Two years ago, when the film Straight Outta Compton was released, there was an online meme generator available in which you could place the movie title graphic over any photo and replace “Compton” with any place you’d like (“Straight Outta Provo” was popular locally). Channeling my inner 10-year old boy, I decided to make my own silly version, including a photo of the planet Uranus (I’ll let you visualize the rest). It’s that kind of goofy (somewhat crude) humor that drives most preteen boys, and often sticks around through adulthood, later transitioning into “dad Jokes” (as my unfortunate children can attest). It’s also the strain of humor behind Captain Underpants: The First Epic Movie, based on the popular children’s books by Dav Pilkey.

It’s the story of two close friends, bonded forever by the love of “inappropriate” potty humor (i.e. “Uranus” jokes), named George (voiced by Kevin Hart) and Harold (Thomas Middleditch). These pals spend most of their leisure time playing practical jokes and creating their “epic” comic books about the mythical Captain Underpants, a superhero who wears “tighty-whities” briefs and a cape while saving humanity from all sorts of evildoers.

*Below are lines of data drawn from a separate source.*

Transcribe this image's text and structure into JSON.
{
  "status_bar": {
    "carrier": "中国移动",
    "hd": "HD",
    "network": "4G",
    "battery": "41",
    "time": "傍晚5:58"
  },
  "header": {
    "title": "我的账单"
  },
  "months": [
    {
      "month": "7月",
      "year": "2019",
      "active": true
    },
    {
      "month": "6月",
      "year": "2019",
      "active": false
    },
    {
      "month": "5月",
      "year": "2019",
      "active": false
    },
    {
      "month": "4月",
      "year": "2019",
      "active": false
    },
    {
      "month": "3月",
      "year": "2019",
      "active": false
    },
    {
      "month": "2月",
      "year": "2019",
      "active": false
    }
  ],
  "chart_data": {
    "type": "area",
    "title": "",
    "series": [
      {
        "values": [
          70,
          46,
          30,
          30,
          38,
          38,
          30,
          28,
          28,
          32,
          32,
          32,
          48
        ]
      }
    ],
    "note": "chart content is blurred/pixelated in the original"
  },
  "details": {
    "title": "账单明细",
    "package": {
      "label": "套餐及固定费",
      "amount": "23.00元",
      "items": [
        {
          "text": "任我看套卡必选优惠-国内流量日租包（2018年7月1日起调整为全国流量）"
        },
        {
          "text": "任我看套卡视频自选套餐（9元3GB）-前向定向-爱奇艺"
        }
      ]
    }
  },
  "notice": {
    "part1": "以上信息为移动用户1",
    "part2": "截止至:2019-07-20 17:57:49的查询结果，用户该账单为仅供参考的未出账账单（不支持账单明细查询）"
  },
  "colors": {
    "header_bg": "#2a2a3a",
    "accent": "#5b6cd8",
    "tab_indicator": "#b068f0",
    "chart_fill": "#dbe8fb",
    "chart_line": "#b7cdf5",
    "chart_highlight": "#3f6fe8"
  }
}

Their practical jokes wear thin on their school Principal Krupp (Ed Helms), who eventually reaches his breaking point and threatens to move the boys into separate classes, thus destroying their friendship. In desperation, the boys use a plastic “hypno-ring” to hypnotize Krupp into believing that he is the real Captain Underpants, setting him off on all kinds of missions to save the world. The boys learn that they can wake Krupp from a Captain Underpants stupor by dousing him with water, and back into character by snapping their fingers. Their plan to control Krupp is threatened when the school’s new science teacher, Professor Poopypants (Nick Kroll) devises a scheme to erase humor from all the children who laugh at his name by utilizing a giant toilet to shoot a magic ray at them. The boys must do all they can to defeat Poopypants, including summoning Captain Underpants to the rescue.

Okay, okay. Yes, it’s all very immature, and the sum of all Dav Pilkey’s source material involves funny-sounding body functions, aimed at little boys who giggle and snicker at the slightest flatulence, but there is a place for that kind of innocent silliness. Captain Underpants: The First Epic Movie truly captures this innocence in a very funny and sincere movie about friendship, creativity and useful nonsense that we all need from time to time.

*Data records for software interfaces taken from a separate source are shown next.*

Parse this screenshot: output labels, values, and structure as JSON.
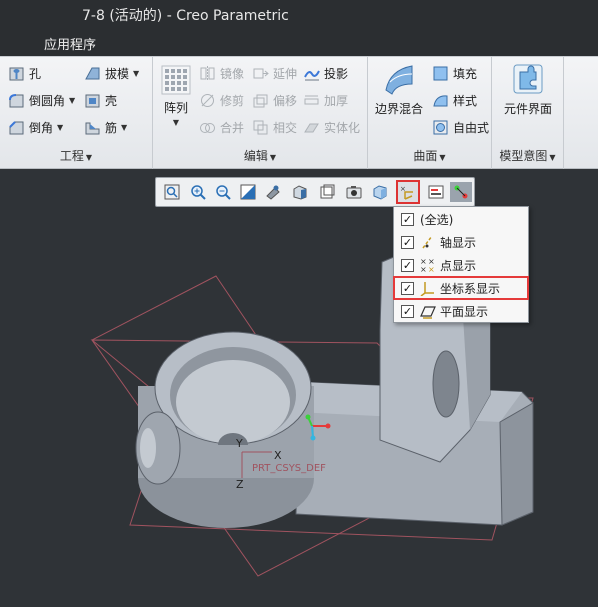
{
  "window": {
    "title": "7-8 (活动的) - Creo Parametric"
  },
  "menu": {
    "app_programs": "应用程序"
  },
  "ribbon": {
    "engineering": {
      "label": "工程",
      "hole": "孔",
      "draft": "拔模",
      "round": "倒圆角",
      "shell": "壳",
      "chamfer": "倒角",
      "rib": "筋"
    },
    "editing": {
      "label": "编辑",
      "pattern": "阵列",
      "mirror": "镜像",
      "extend": "延伸",
      "project": "投影",
      "trim": "修剪",
      "offset": "偏移",
      "thicken": "加厚",
      "merge": "合并",
      "intersect": "相交",
      "solidify": "实体化"
    },
    "surfaces": {
      "label": "曲面",
      "boundary_blend": "边界混合",
      "fill": "填充",
      "style": "样式",
      "freestyle": "自由式"
    },
    "model_intent": {
      "label": "模型意图",
      "component_interface": "元件界面"
    }
  },
  "datum_display_menu": {
    "items": [
      {
        "label": "(全选)",
        "checked": "✓"
      },
      {
        "label": "轴显示",
        "checked": "✓"
      },
      {
        "label": "点显示",
        "checked": "✓"
      },
      {
        "label": "坐标系显示",
        "checked": "✓"
      },
      {
        "label": "平面显示",
        "checked": "✓"
      }
    ]
  },
  "model": {
    "csys_label": "PRT_CSYS_DEF",
    "axis_y": "Y",
    "axis_x": "X",
    "axis_z": "Z"
  },
  "colors": {
    "highlight": "#e53a3a",
    "viewport_bg": "#2f3337",
    "model_gray": "#a9b1bb",
    "datum_plane": "#a0535f"
  }
}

I remember reading the Captain Underpants books with my young children, who not only got a chance to giggle with Dad over a little harmless toilet humor, but also learned that reading can be fun. Some of my kids have taken to creating their own silly cartoons with such inspiration, and there’s nothing wrong with that, either.

So, go ahead and embrace your inner kid, and take your kids to see Captain Underpants to have a few more giggles with them while you still can. We have enough serious problems in the world that a little childish goofiness won’t hurt.

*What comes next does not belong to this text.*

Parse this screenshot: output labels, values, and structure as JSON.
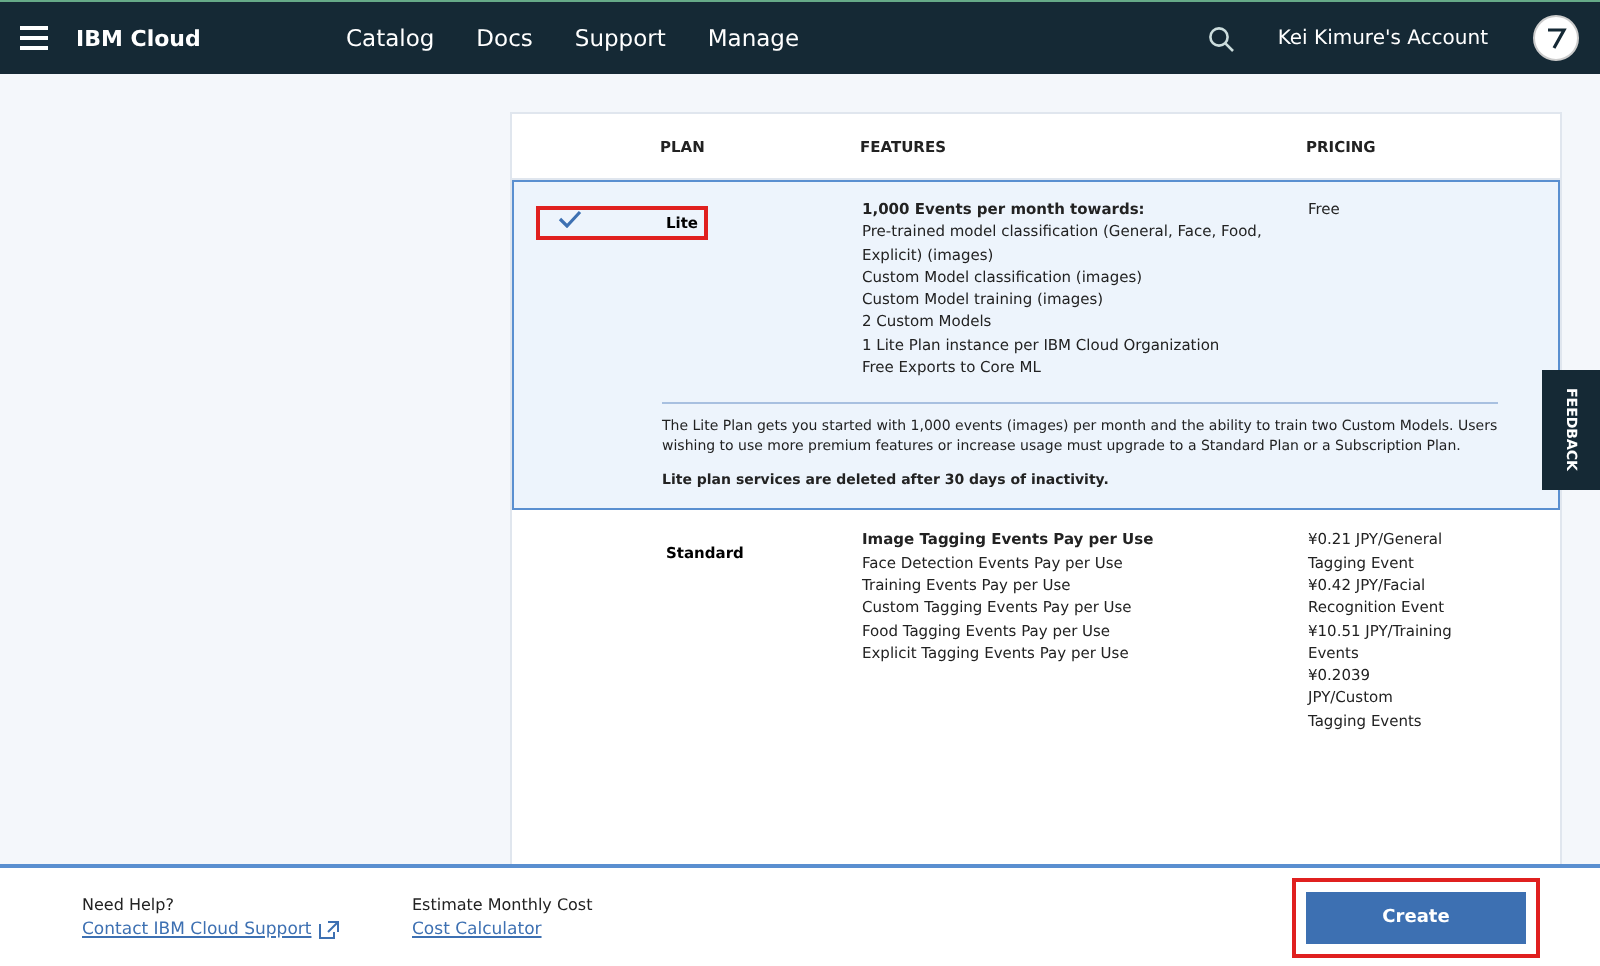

Bonus: if you are a fan of Pilkey’s Captain Underpants books, you will rejoice at seeing a “Flip-o-Rama” segment in the movie.   

Captain Underpants: The First Epic Movie Trailer